======== Provided entries ========

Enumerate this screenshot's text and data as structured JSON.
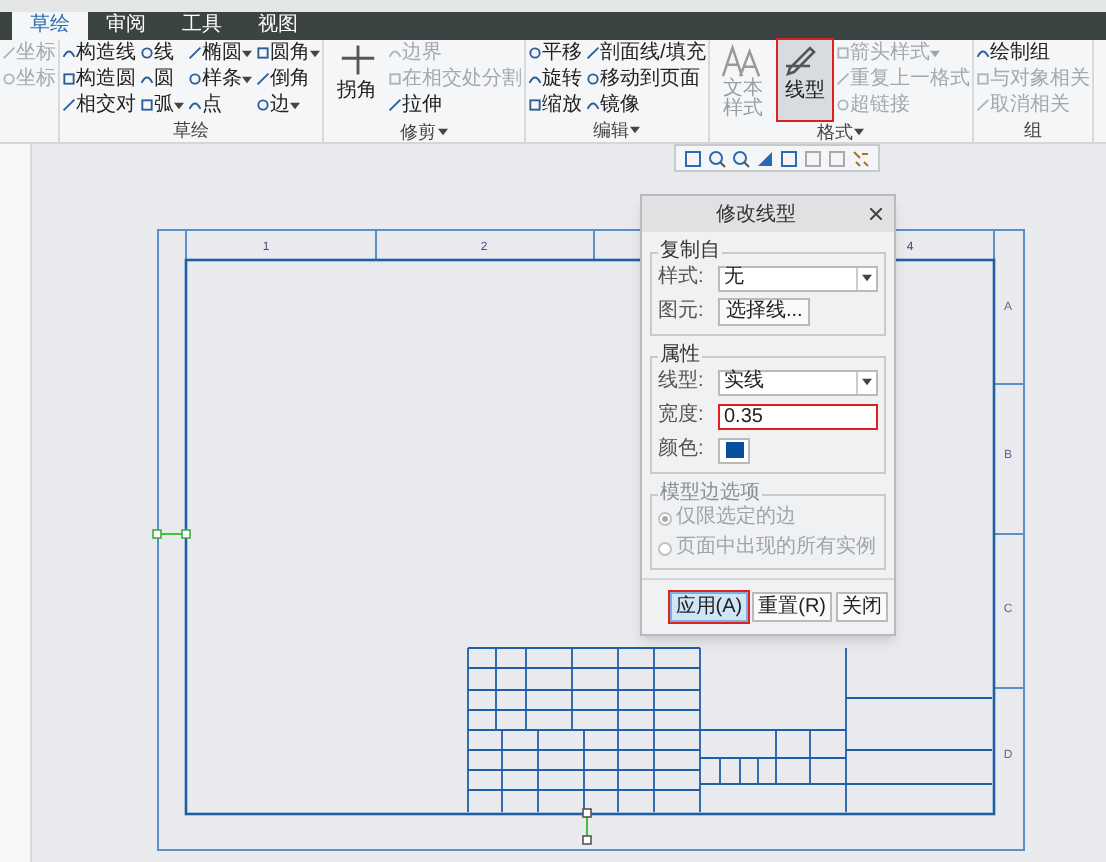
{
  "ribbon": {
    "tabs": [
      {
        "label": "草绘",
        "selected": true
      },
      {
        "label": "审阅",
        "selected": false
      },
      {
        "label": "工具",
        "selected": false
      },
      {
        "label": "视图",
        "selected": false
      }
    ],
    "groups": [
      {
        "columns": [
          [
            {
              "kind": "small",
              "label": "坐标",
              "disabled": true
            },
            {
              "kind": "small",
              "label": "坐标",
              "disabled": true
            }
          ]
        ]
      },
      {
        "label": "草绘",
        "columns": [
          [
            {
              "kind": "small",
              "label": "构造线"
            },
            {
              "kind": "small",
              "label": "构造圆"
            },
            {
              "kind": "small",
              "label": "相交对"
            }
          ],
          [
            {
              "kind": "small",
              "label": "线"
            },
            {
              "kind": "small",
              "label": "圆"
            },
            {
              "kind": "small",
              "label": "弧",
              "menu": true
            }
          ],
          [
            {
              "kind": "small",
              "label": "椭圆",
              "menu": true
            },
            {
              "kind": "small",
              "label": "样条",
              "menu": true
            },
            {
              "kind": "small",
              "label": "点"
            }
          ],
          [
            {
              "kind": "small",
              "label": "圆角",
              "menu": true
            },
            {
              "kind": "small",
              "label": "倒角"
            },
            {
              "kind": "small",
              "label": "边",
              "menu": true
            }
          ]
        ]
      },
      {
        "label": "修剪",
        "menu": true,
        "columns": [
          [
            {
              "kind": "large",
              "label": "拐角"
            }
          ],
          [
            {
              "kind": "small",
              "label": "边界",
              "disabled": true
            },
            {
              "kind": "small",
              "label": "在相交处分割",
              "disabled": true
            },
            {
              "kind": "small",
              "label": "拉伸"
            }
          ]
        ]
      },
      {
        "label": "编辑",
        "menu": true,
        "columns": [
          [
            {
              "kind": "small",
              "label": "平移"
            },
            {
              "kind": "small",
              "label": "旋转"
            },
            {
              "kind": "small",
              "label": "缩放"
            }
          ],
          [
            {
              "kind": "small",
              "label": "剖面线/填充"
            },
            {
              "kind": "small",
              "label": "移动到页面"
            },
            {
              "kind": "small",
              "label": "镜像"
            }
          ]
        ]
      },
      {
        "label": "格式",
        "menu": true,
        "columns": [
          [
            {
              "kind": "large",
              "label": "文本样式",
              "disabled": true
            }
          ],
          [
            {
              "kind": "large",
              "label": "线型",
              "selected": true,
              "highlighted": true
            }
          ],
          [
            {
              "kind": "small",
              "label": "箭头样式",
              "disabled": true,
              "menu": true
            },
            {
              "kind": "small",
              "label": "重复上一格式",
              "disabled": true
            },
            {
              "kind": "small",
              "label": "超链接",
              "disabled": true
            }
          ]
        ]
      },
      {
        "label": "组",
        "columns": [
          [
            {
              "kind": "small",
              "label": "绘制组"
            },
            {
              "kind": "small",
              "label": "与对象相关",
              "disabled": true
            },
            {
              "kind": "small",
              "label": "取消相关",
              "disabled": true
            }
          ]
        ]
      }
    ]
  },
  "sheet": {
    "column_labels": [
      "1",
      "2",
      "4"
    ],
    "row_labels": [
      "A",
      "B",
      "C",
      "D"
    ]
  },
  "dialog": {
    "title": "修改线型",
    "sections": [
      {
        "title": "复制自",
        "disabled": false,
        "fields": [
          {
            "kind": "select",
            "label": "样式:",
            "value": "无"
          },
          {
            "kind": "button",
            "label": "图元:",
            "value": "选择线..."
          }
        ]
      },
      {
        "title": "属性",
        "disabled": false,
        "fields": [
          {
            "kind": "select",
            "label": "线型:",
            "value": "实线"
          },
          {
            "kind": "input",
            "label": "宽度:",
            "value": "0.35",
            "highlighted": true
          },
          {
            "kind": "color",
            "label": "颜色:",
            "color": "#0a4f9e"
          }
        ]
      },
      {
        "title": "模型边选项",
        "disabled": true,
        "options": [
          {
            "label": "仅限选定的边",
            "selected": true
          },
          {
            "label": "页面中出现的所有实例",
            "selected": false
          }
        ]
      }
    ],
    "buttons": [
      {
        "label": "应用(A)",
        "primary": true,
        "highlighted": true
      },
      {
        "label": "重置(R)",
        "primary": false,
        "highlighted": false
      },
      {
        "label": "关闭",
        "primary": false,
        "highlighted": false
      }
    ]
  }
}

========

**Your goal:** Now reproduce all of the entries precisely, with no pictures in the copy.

**Response to this exercise:**
Enumerate this screenshot's text and data as structured JSON.
{
  "ribbon": {
    "tabs": [
      {
        "label": "草绘",
        "selected": true
      },
      {
        "label": "审阅",
        "selected": false
      },
      {
        "label": "工具",
        "selected": false
      },
      {
        "label": "视图",
        "selected": false
      }
    ],
    "groups": [
      {
        "columns": [
          [
            {
              "kind": "small",
              "label": "坐标",
              "disabled": true
            },
            {
              "kind": "small",
              "label": "坐标",
              "disabled": true
            }
          ]
        ]
      },
      {
        "label": "草绘",
        "columns": [
          [
            {
              "kind": "small",
              "label": "构造线"
            },
            {
              "kind": "small",
              "label": "构造圆"
            },
            {
              "kind": "small",
              "label": "相交对"
            }
          ],
          [
            {
              "kind": "small",
              "label": "线"
            },
            {
              "kind": "small",
              "label": "圆"
            },
            {
              "kind": "small",
              "label": "弧",
              "menu": true
            }
          ],
          [
            {
              "kind": "small",
              "label": "椭圆",
              "menu": true
            },
            {
              "kind": "small",
              "label": "样条",
              "menu": true
            },
            {
              "kind": "small",
              "label": "点"
            }
          ],
          [
            {
              "kind": "small",
              "label": "圆角",
              "menu": true
            },
            {
              "kind": "small",
              "label": "倒角"
            },
            {
              "kind": "small",
              "label": "边",
              "menu": true
            }
          ]
        ]
      },
      {
        "label": "修剪",
        "menu": true,
        "columns": [
          [
            {
              "kind": "large",
              "label": "拐角"
            }
          ],
          [
            {
              "kind": "small",
              "label": "边界",
              "disabled": true
            },
            {
              "kind": "small",
              "label": "在相交处分割",
              "disabled": true
            },
            {
              "kind": "small",
              "label": "拉伸"
            }
          ]
        ]
      },
      {
        "label": "编辑",
        "menu": true,
        "columns": [
          [
            {
              "kind": "small",
              "label": "平移"
            },
            {
              "kind": "small",
              "label": "旋转"
            },
            {
              "kind": "small",
              "label": "缩放"
            }
          ],
          [
            {
              "kind": "small",
              "label": "剖面线/填充"
            },
            {
              "kind": "small",
              "label": "移动到页面"
            },
            {
              "kind": "small",
              "label": "镜像"
            }
          ]
        ]
      },
      {
        "label": "格式",
        "menu": true,
        "columns": [
          [
            {
              "kind": "large",
              "label": "文本样式",
              "disabled": true
            }
          ],
          [
            {
              "kind": "large",
              "label": "线型",
              "selected": true,
              "highlighted": true
            }
          ],
          [
            {
              "kind": "small",
              "label": "箭头样式",
              "disabled": true,
              "menu": true
            },
            {
              "kind": "small",
              "label": "重复上一格式",
              "disabled": true
            },
            {
              "kind": "small",
              "label": "超链接",
              "disabled": true
            }
          ]
        ]
      },
      {
        "label": "组",
        "columns": [
          [
            {
              "kind": "small",
              "label": "绘制组"
            },
            {
              "kind": "small",
              "label": "与对象相关",
              "disabled": true
            },
            {
              "kind": "small",
              "label": "取消相关",
              "disabled": true
            }
          ]
        ]
      }
    ]
  },
  "sheet": {
    "column_labels": [
      "1",
      "2",
      "4"
    ],
    "row_labels": [
      "A",
      "B",
      "C",
      "D"
    ]
  },
  "dialog": {
    "title": "修改线型",
    "sections": [
      {
        "title": "复制自",
        "disabled": false,
        "fields": [
          {
            "kind": "select",
            "label": "样式:",
            "value": "无"
          },
          {
            "kind": "button",
            "label": "图元:",
            "value": "选择线..."
          }
        ]
      },
      {
        "title": "属性",
        "disabled": false,
        "fields": [
          {
            "kind": "select",
            "label": "线型:",
            "value": "实线"
          },
          {
            "kind": "input",
            "label": "宽度:",
            "value": "0.35",
            "highlighted": true
          },
          {
            "kind": "color",
            "label": "颜色:",
            "color": "#0a4f9e"
          }
        ]
      },
      {
        "title": "模型边选项",
        "disabled": true,
        "options": [
          {
            "label": "仅限选定的边",
            "selected": true
          },
          {
            "label": "页面中出现的所有实例",
            "selected": false
          }
        ]
      }
    ],
    "buttons": [
      {
        "label": "应用(A)",
        "primary": true,
        "highlighted": true
      },
      {
        "label": "重置(R)",
        "primary": false,
        "highlighted": false
      },
      {
        "label": "关闭",
        "primary": false,
        "highlighted": false
      }
    ]
  }
}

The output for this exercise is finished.